### WHAT TO WORK ON:
Print the listing below verbatim, passing over each picture.

[Opening GIVEN DATA section]

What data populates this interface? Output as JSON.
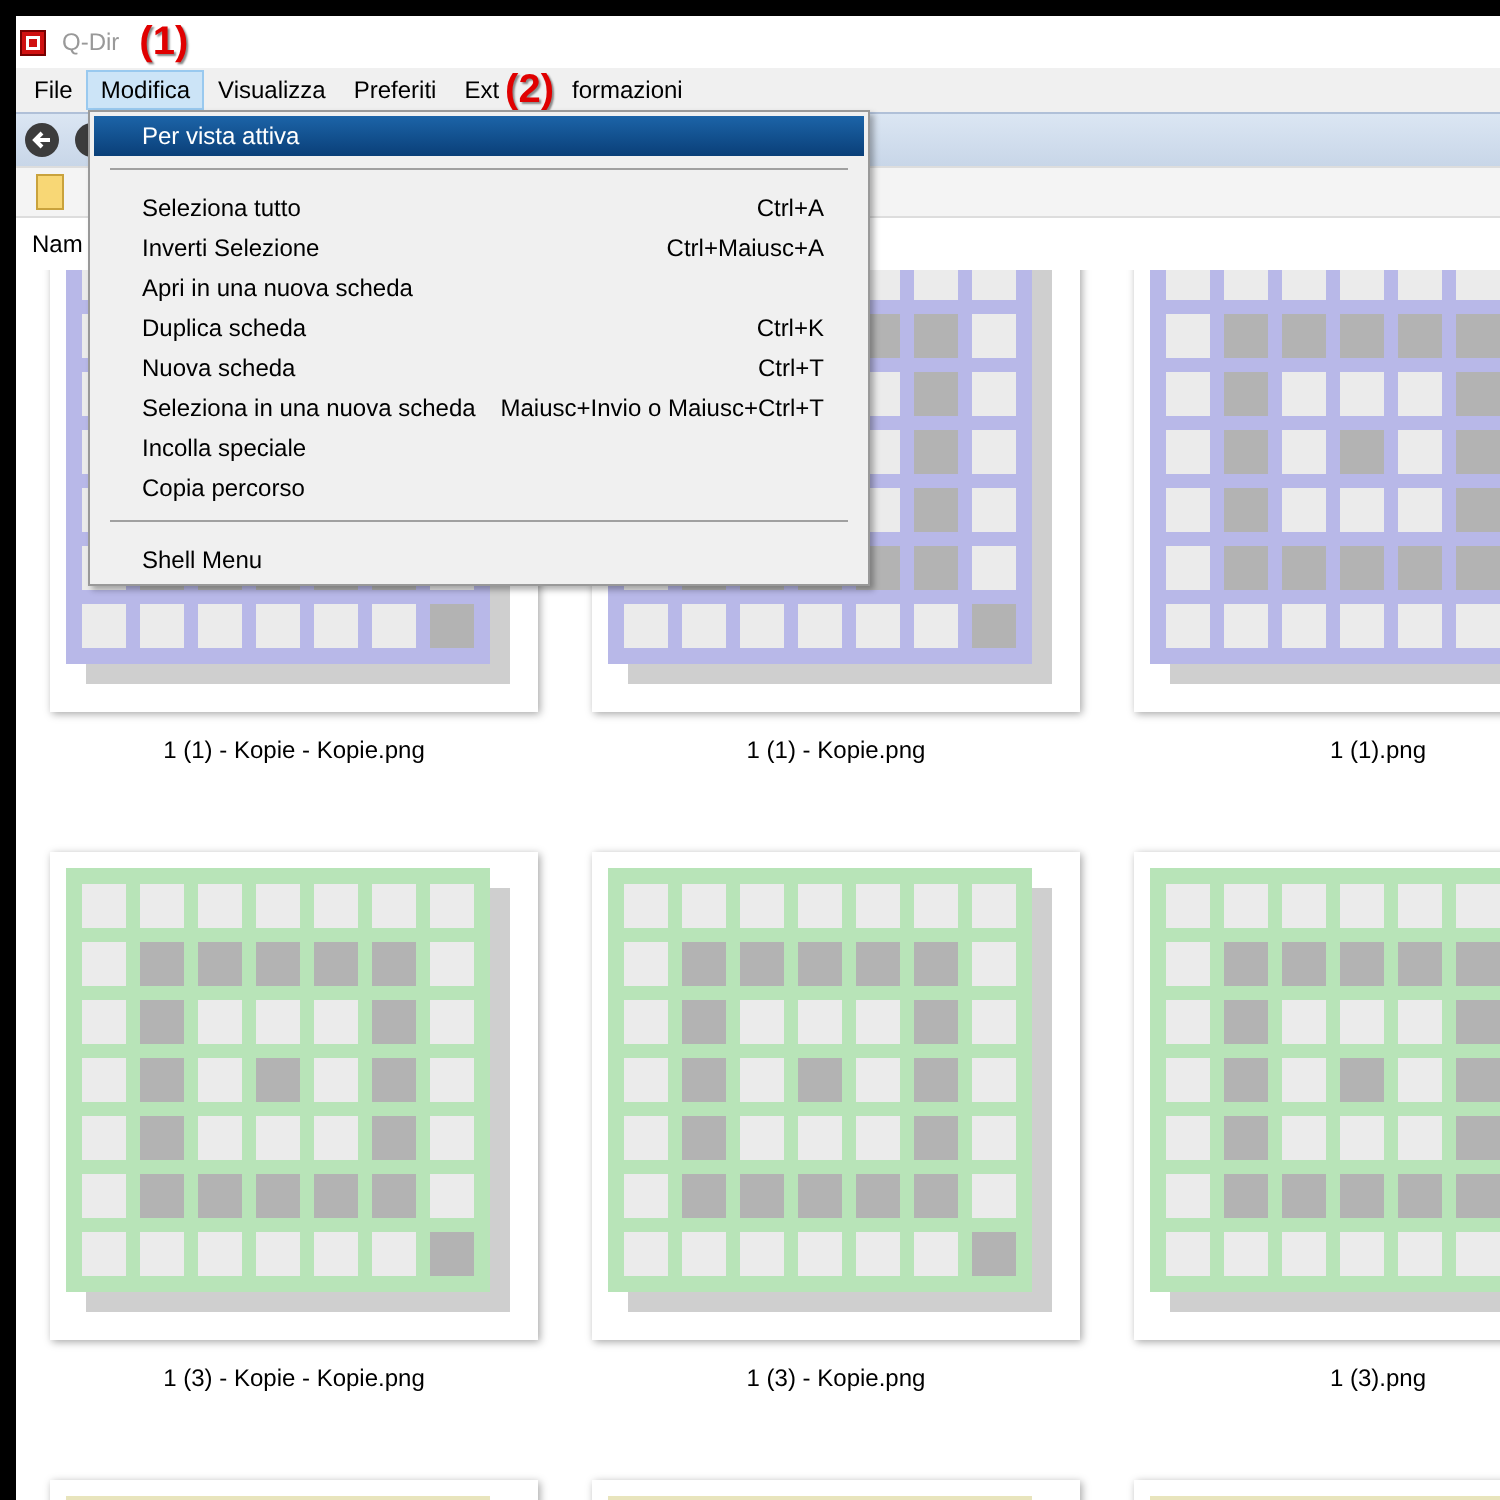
{
  "window": {
    "title": "Q-Dir"
  },
  "annotations": [
    {
      "label": "(1)"
    },
    {
      "label": "(2)"
    }
  ],
  "menu_bar": [
    {
      "label": "File",
      "selected": false
    },
    {
      "label": "Modifica",
      "selected": true
    },
    {
      "label": "Visualizza",
      "selected": false
    },
    {
      "label": "Preferiti",
      "selected": false
    },
    {
      "label": "Ext",
      "selected": false
    },
    {
      "label": "formazioni",
      "selected": false
    }
  ],
  "column_header": "Nam",
  "dropdown_menu": [
    {
      "kind": "item",
      "label": "Per vista attiva",
      "selected": true
    },
    {
      "kind": "separator"
    },
    {
      "kind": "item",
      "label": "Seleziona tutto",
      "shortcut": "Ctrl+A",
      "selected": false
    },
    {
      "kind": "item",
      "label": "Inverti Selezione",
      "shortcut": "Ctrl+Maiusc+A",
      "selected": false
    },
    {
      "kind": "item",
      "label": "Apri in una nuova scheda",
      "selected": false
    },
    {
      "kind": "item",
      "label": "Duplica scheda",
      "shortcut": "Ctrl+K",
      "selected": false
    },
    {
      "kind": "item",
      "label": "Nuova scheda",
      "shortcut": "Ctrl+T",
      "selected": false
    },
    {
      "kind": "item",
      "label": "Seleziona in una nuova scheda",
      "shortcut": "Maiusc+Invio o Maiusc+Ctrl+T",
      "selected": false
    },
    {
      "kind": "item",
      "label": "Incolla speciale",
      "selected": false
    },
    {
      "kind": "item",
      "label": "Copia percorso",
      "selected": false
    },
    {
      "kind": "separator"
    },
    {
      "kind": "item",
      "label": "Shell Menu",
      "selected": false
    }
  ],
  "files": [
    {
      "name": "1 (1) - Kopie - Kopie.png",
      "color": "#b8b8e8"
    },
    {
      "name": "1 (1) - Kopie.png",
      "color": "#b8b8e8"
    },
    {
      "name": "1 (1).png",
      "color": "#b8b8e8"
    },
    {
      "name": "1 (3) - Kopie - Kopie.png",
      "color": "#b8e4b8"
    },
    {
      "name": "1 (3) - Kopie.png",
      "color": "#b8e4b8"
    },
    {
      "name": "1 (3).png",
      "color": "#b8e4b8"
    },
    {
      "color": "#e8e4bc"
    },
    {
      "color": "#e8e4bc"
    },
    {
      "color": "#e8e4bc"
    }
  ]
}
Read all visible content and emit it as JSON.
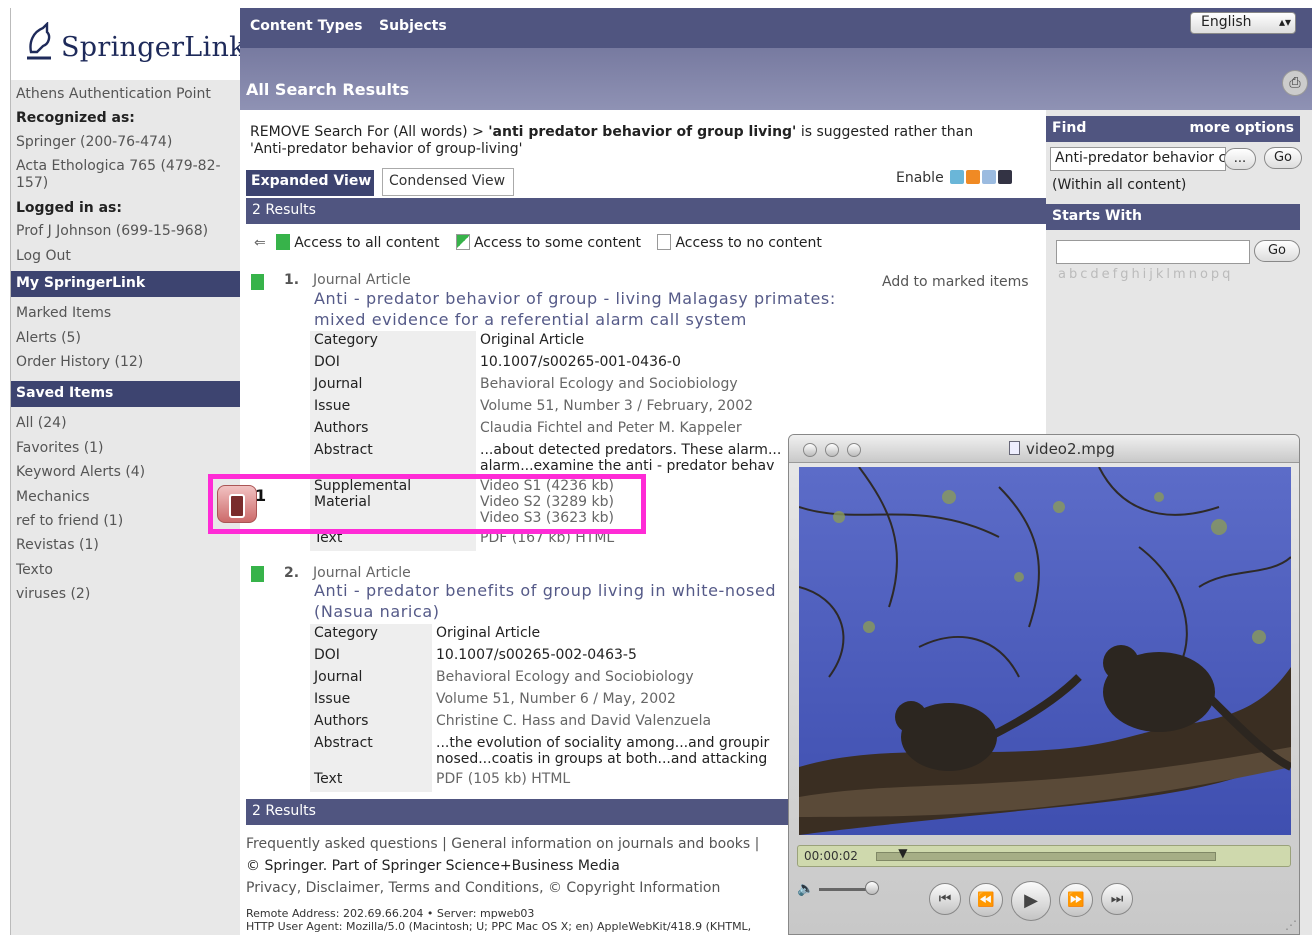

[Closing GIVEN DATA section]

### WRITTEN RESPONSE:
What data populates this interface? Output as JSON.
{
  "window": {
    "title": "Q-Dir"
  },
  "annotations": [
    {
      "label": "(1)"
    },
    {
      "label": "(2)"
    }
  ],
  "menu_bar": [
    {
      "label": "File",
      "selected": false
    },
    {
      "label": "Modifica",
      "selected": true
    },
    {
      "label": "Visualizza",
      "selected": false
    },
    {
      "label": "Preferiti",
      "selected": false
    },
    {
      "label": "Ext",
      "selected": false
    },
    {
      "label": "formazioni",
      "selected": false
    }
  ],
  "column_header": "Nam",
  "dropdown_menu": [
    {
      "kind": "item",
      "label": "Per vista attiva",
      "selected": true
    },
    {
      "kind": "separator"
    },
    {
      "kind": "item",
      "label": "Seleziona tutto",
      "shortcut": "Ctrl+A",
      "selected": false
    },
    {
      "kind": "item",
      "label": "Inverti Selezione",
      "shortcut": "Ctrl+Maiusc+A",
      "selected": false
    },
    {
      "kind": "item",
      "label": "Apri in una nuova scheda",
      "selected": false
    },
    {
      "kind": "item",
      "label": "Duplica scheda",
      "shortcut": "Ctrl+K",
      "selected": false
    },
    {
      "kind": "item",
      "label": "Nuova scheda",
      "shortcut": "Ctrl+T",
      "selected": false
    },
    {
      "kind": "item",
      "label": "Seleziona in una nuova scheda",
      "shortcut": "Maiusc+Invio o Maiusc+Ctrl+T",
      "selected": false
    },
    {
      "kind": "item",
      "label": "Incolla speciale",
      "selected": false
    },
    {
      "kind": "item",
      "label": "Copia percorso",
      "selected": false
    },
    {
      "kind": "separator"
    },
    {
      "kind": "item",
      "label": "Shell Menu",
      "selected": false
    }
  ],
  "files": [
    {
      "name": "1 (1) - Kopie - Kopie.png",
      "color": "#b8b8e8"
    },
    {
      "name": "1 (1) - Kopie.png",
      "color": "#b8b8e8"
    },
    {
      "name": "1 (1).png",
      "color": "#b8b8e8"
    },
    {
      "name": "1 (3) - Kopie - Kopie.png",
      "color": "#b8e4b8"
    },
    {
      "name": "1 (3) - Kopie.png",
      "color": "#b8e4b8"
    },
    {
      "name": "1 (3).png",
      "color": "#b8e4b8"
    },
    {
      "color": "#e8e4bc"
    },
    {
      "color": "#e8e4bc"
    },
    {
      "color": "#e8e4bc"
    }
  ]
}
Read all visible content and emit it as JSON.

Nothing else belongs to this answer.